This section was written in cooperation with the Rehabilitation Engineering Research Center for Wireless Technologies (Wireless RERC). Its mission is to "Promote equitable access to and use of wireless technologies by people with disabilities and to encourage adoption of Universal Design in future generations of wireless devices and applications."

Phones that Fit

Customers come in all sizes, ages, and abilities, and each customer wants to find the wireless product and service that best meets his/her needs. For example, we are often asked about phones with basic functions that are easy to operate, with larger keys and more legible display fonts. These are especially desirable for seniors or others who don't use their phones regularly but must rely on them in emergencies. However, these needs run up against a market moving toward ever-smaller phones packed with more revenue-generating data features.

Easy to See, Hear, Handle, and Understand

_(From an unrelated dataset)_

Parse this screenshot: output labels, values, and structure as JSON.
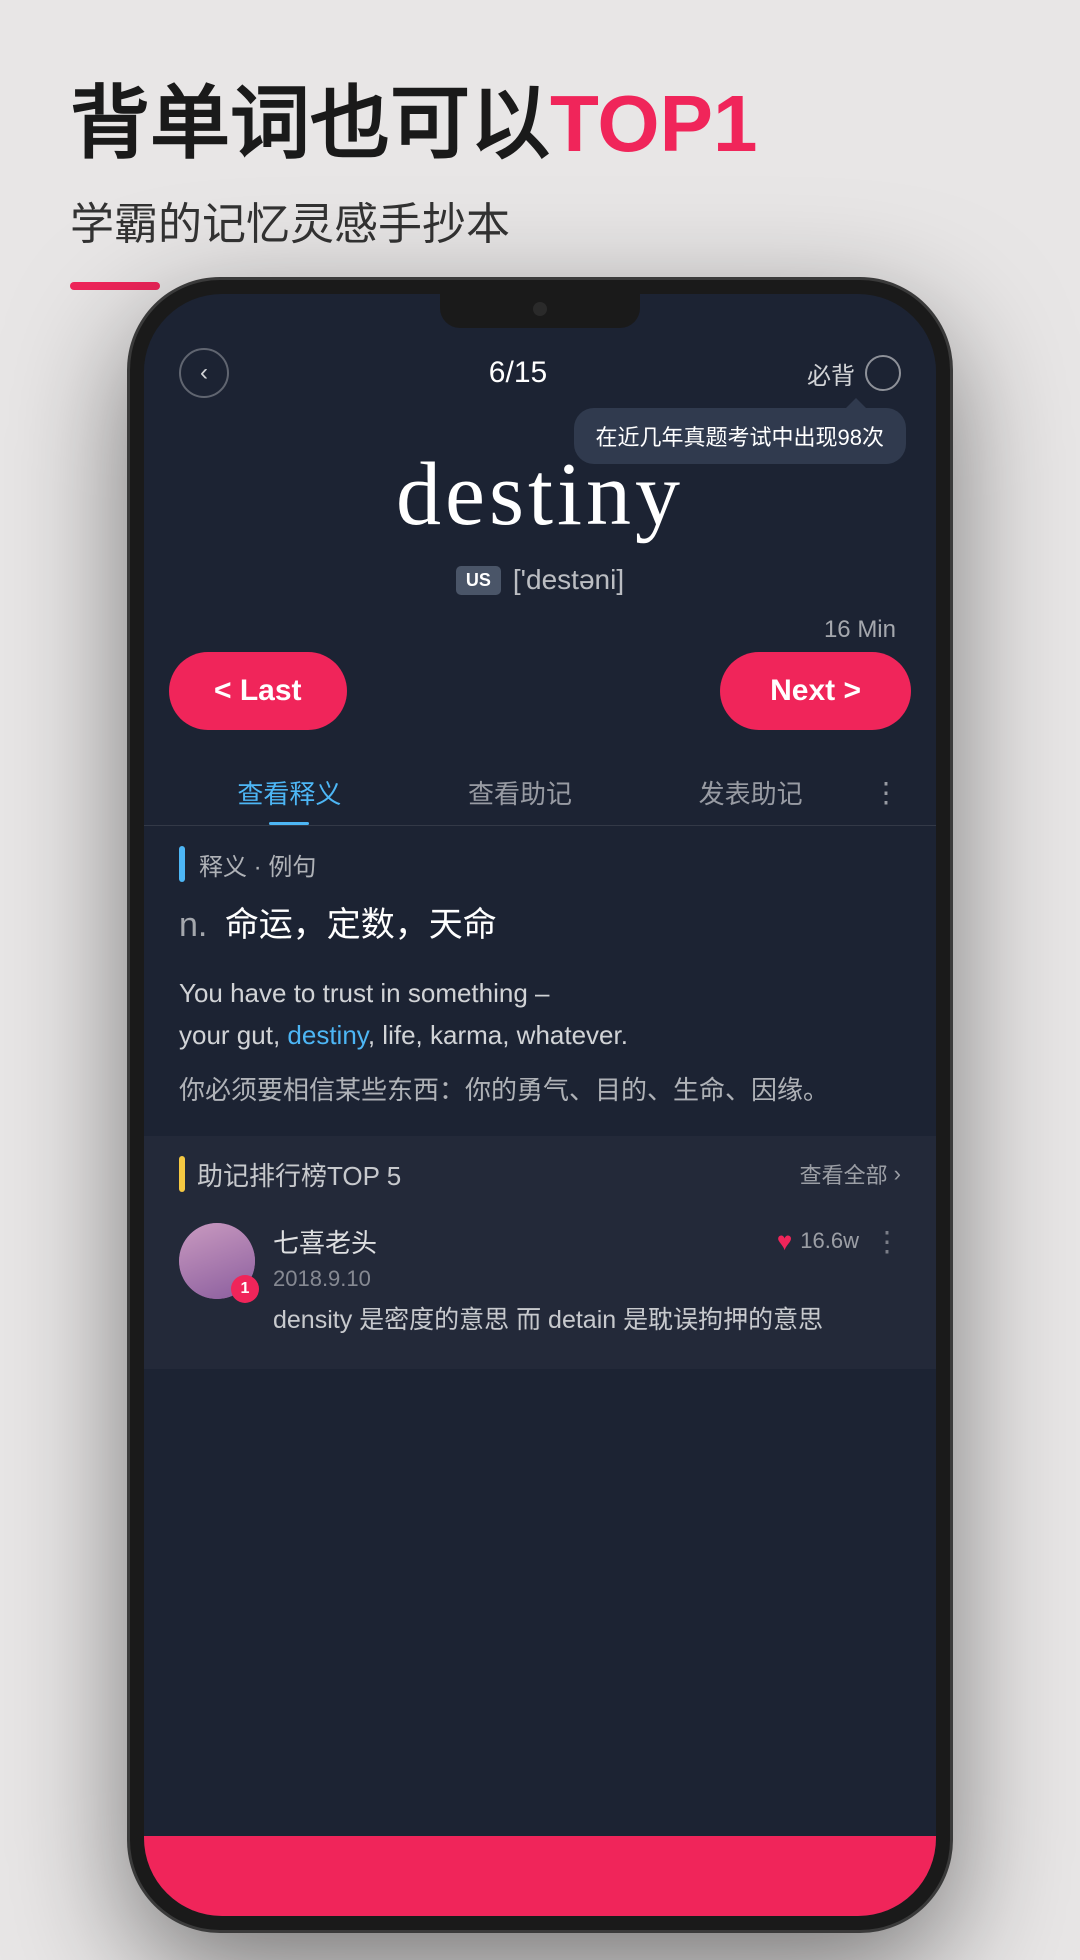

Cell phones are now used almost everywhere, so they need to be easy to use where the lighting is very bright or very dark, or where it's quiet or noisy. Multi-tasking users need a phone that is easy to use when their hands or their brains are busy doing other things. Each phone has features that might make it easier or harder for a user to see, hear, handle, and understand. As competition increases in the wireless industry, manufacturers and carriers are trying harder than ever to attract and keep your business. This means providing products and services to customers who might develop problems seeing, hearing, handling, or understanding their cell phone as they age. 

Accommodating All Ages and Abilities

For customers with disabilities, selecting the right cell phone means more than finding one with a fun camera or an MP3 player: it can be the cornerstone to independence. The right phone offers the freedom to be mobile and enables communication with friends or family at a moment's notice should the need arise. All wireless customers have many choices when looking for a phone that is compatible with their abilities and needs. Now, customers with disabilities also have choices in finding a phone that fits assistive technologies they might use, such as a hearing aid.

Hearing Aid Compatibility

For hearing aid users, electrical interference between cell phones and hearing aids has made it difficult for them to find a phone they can use. Federal regulation now requires that all wireless carriers must ensure that 50% of their phones are hearing aid compatible by February 18, 2008.

Phones are certified for this compatibility when they meet the Federal Communication Commission's M3 or M4 standard for interference (M4 is the more rigid of the two; most phones that comply are M3). A phone that has this certification doesn't ensure compatibility with any individual hearing device, but it does narrow the list to those phones that are most likely to work.